EPA Administrator Scott Pruitt is convening a cabinet-level meeting this month to develop a federal strategy for reducing children's exposures to lead, seeking to expand past federal efforts to reduce exposures to the metal in paint to address other exposures, including in water, soil and consumer products.

Ahead of oral argument in March, EPA, environmental groups, as well as states and the chemical industry have filed final briefs in a lawsuit challenging the Trump administration's nearly two-year delay of an Obama-era facility safety rule with the parties sparring over EPA's authority to delay the rule and environmentalists' standing to sue.
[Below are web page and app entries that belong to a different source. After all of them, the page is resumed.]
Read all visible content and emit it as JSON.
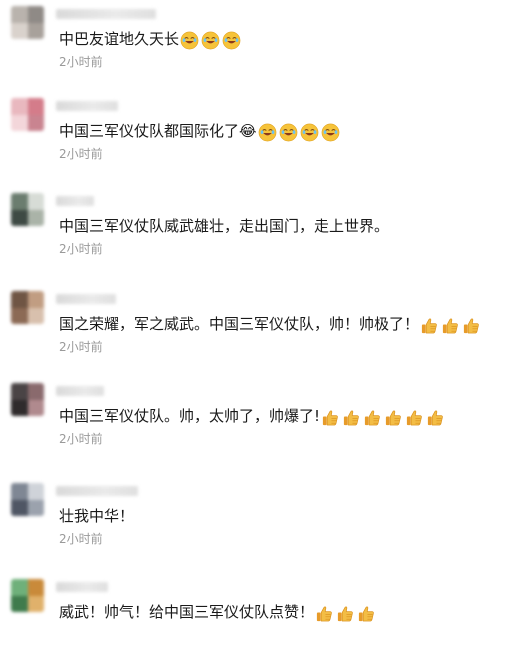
{
  "comments": [
    {
      "text": "中巴友谊地久天长",
      "time": "2小时前",
      "emoji": "laughing-emoji",
      "emoji_count": 3,
      "avatar_colors": [
        "#b9b3ad",
        "#8f8a86",
        "#d9d2cc",
        "#a8a19b"
      ]
    },
    {
      "text": "中国三军仪仗队都国际化了😂",
      "time": "2小时前",
      "emoji": "laughing-emoji",
      "emoji_count": 4,
      "avatar_colors": [
        "#e9b8bf",
        "#d47c8a",
        "#f3d6da",
        "#c98490"
      ]
    },
    {
      "text": "中国三军仪仗队威武雄壮，走出国门，走上世界。",
      "time": "2小时前",
      "emoji": "",
      "emoji_count": 0,
      "avatar_colors": [
        "#6b7d6f",
        "#d7dcd6",
        "#3e4a44",
        "#aab3a8"
      ]
    },
    {
      "text": "国之荣耀，军之威武。中国三军仪仗队，帅！帅极了！",
      "time": "2小时前",
      "emoji": "thumbs-up-emoji",
      "emoji_count": 3,
      "avatar_colors": [
        "#6f5544",
        "#c19d82",
        "#8c6a55",
        "#d8c0ad"
      ]
    },
    {
      "text": "中国三军仪仗队。帅，太帅了，帅爆了!",
      "time": "2小时前",
      "emoji": "thumbs-up-emoji",
      "emoji_count": 6,
      "avatar_colors": [
        "#4a4445",
        "#8a6a6d",
        "#2f2b2c",
        "#b08a8e"
      ]
    },
    {
      "text": "壮我中华！",
      "time": "2小时前",
      "emoji": "",
      "emoji_count": 0,
      "avatar_colors": [
        "#7f8794",
        "#cfd3d9",
        "#4f5664",
        "#9ba2ad"
      ]
    },
    {
      "text": "威武！帅气！给中国三军仪仗队点赞！",
      "time": "",
      "emoji": "thumbs-up-emoji",
      "emoji_count": 3,
      "avatar_colors": [
        "#6fb07a",
        "#c98a3a",
        "#3f7b4c",
        "#e0b16b"
      ]
    }
  ],
  "colors": {
    "text": "#1a1a1a",
    "time": "#9a9a9a",
    "emoji_yellow": "#f6c33a",
    "thumb_yellow": "#f0b33c"
  }
}
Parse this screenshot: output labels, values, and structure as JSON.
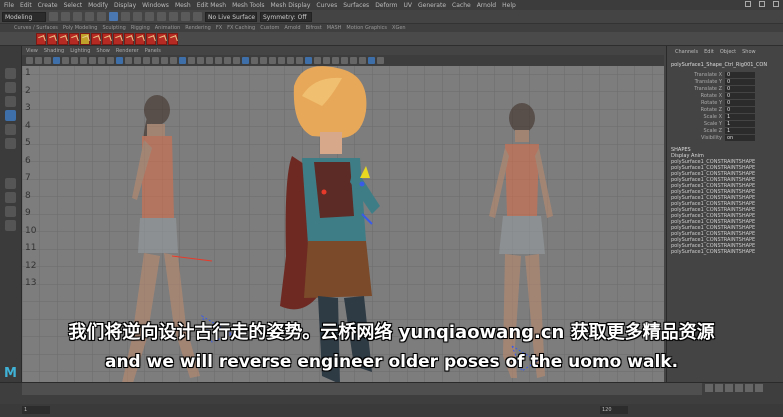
{
  "menubar": {
    "items": [
      "File",
      "Edit",
      "Create",
      "Select",
      "Modify",
      "Display",
      "Windows",
      "Mesh",
      "Edit Mesh",
      "Mesh Tools",
      "Mesh Display",
      "Curves",
      "Surfaces",
      "Deform",
      "UV",
      "Generate",
      "Cache",
      "Arnold",
      "Help"
    ]
  },
  "statusline": {
    "mode": "Modeling",
    "no_live": "No Live Surface",
    "symmetry": "Symmetry: Off"
  },
  "shelf_tabs": [
    "Curves / Surfaces",
    "Poly Modeling",
    "Sculpting",
    "Rigging",
    "Animation",
    "Rendering",
    "FX",
    "FX Caching",
    "Custom",
    "Arnold",
    "Bifrost",
    "MASH",
    "Motion Graphics",
    "XGen"
  ],
  "panel_menu": [
    "View",
    "Shading",
    "Lighting",
    "Show",
    "Renderer",
    "Panels"
  ],
  "viewport": {
    "row_labels": [
      "1",
      "2",
      "3",
      "4",
      "5",
      "6",
      "7",
      "8",
      "9",
      "10",
      "11",
      "12",
      "13"
    ]
  },
  "channel_box": {
    "tabs": [
      "Channels",
      "Edit",
      "Object",
      "Show"
    ],
    "object_name": "polySurface1_Shape_Ctrl_Rig001_CON",
    "attributes": [
      {
        "name": "Translate X",
        "value": "0"
      },
      {
        "name": "Translate Y",
        "value": "0"
      },
      {
        "name": "Translate Z",
        "value": "0"
      },
      {
        "name": "Rotate X",
        "value": "0"
      },
      {
        "name": "Rotate Y",
        "value": "0"
      },
      {
        "name": "Rotate Z",
        "value": "0"
      },
      {
        "name": "Scale X",
        "value": "1"
      },
      {
        "name": "Scale Y",
        "value": "1"
      },
      {
        "name": "Scale Z",
        "value": "1"
      },
      {
        "name": "Visibility",
        "value": "on"
      }
    ],
    "section_label": "SHAPES",
    "layers_header": "Display  Anim",
    "layers": [
      "polySurface1_CONSTRAINTSHAPE",
      "polySurface1_CONSTRAINTSHAPE",
      "polySurface1_CONSTRAINTSHAPE",
      "polySurface1_CONSTRAINTSHAPE",
      "polySurface1_CONSTRAINTSHAPE",
      "polySurface1_CONSTRAINTSHAPE",
      "polySurface1_CONSTRAINTSHAPE",
      "polySurface1_CONSTRAINTSHAPE",
      "polySurface1_CONSTRAINTSHAPE",
      "polySurface1_CONSTRAINTSHAPE",
      "polySurface1_CONSTRAINTSHAPE",
      "polySurface1_CONSTRAINTSHAPE",
      "polySurface1_CONSTRAINTSHAPE",
      "polySurface1_CONSTRAINTSHAPE",
      "polySurface1_CONSTRAINTSHAPE",
      "polySurface1_CONSTRAINTSHAPE"
    ]
  },
  "timeline": {
    "start": "1",
    "end": "120"
  },
  "subtitles": {
    "zh": "我们将逆向设计古行走的姿势。云桥网络 yunqiaowang.cn  获取更多精品资源",
    "en": "and we will reverse engineer older poses of the uomo walk."
  },
  "logo": "M",
  "colors": {
    "accent": "#4b77b0",
    "shelf_red": "#b52b23",
    "viewport_bg": "#7d7d7d"
  }
}
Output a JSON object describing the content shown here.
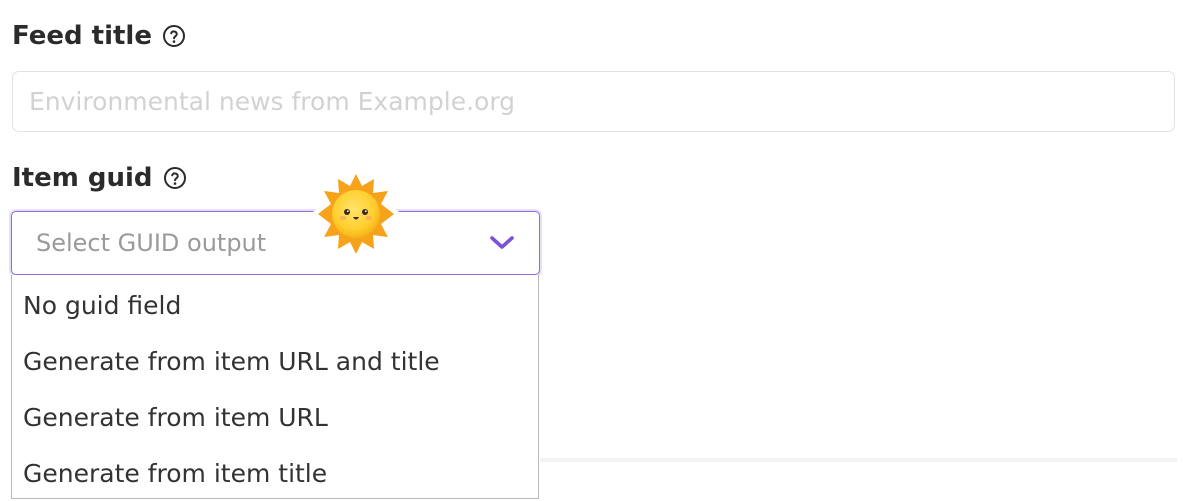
{
  "feed_title": {
    "label": "Feed title",
    "placeholder": "Environmental news from Example.org",
    "value": ""
  },
  "item_guid": {
    "label": "Item guid",
    "placeholder": "Select GUID output",
    "options": [
      "No guid field",
      "Generate from item URL and title",
      "Generate from item URL",
      "Generate from item title"
    ]
  },
  "colors": {
    "accent": "#8e6fdc",
    "text": "#2b2b2b",
    "placeholder": "#9a9a9a"
  },
  "icons": {
    "help": "question-circle-icon",
    "select_chevron": "chevron-down-icon",
    "sticker": "sun-sticker-icon"
  }
}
Environmental, labor groups, and a coalition of Democratic-led states are defending their legal challenges to the Trump administration's nearly two-year delay of an Obama-era update to EPA's facility accident prevention rule, arguing the agency lacks statutory authority for the delay that will harm petitioners' interests, and is arbitrary and capricious.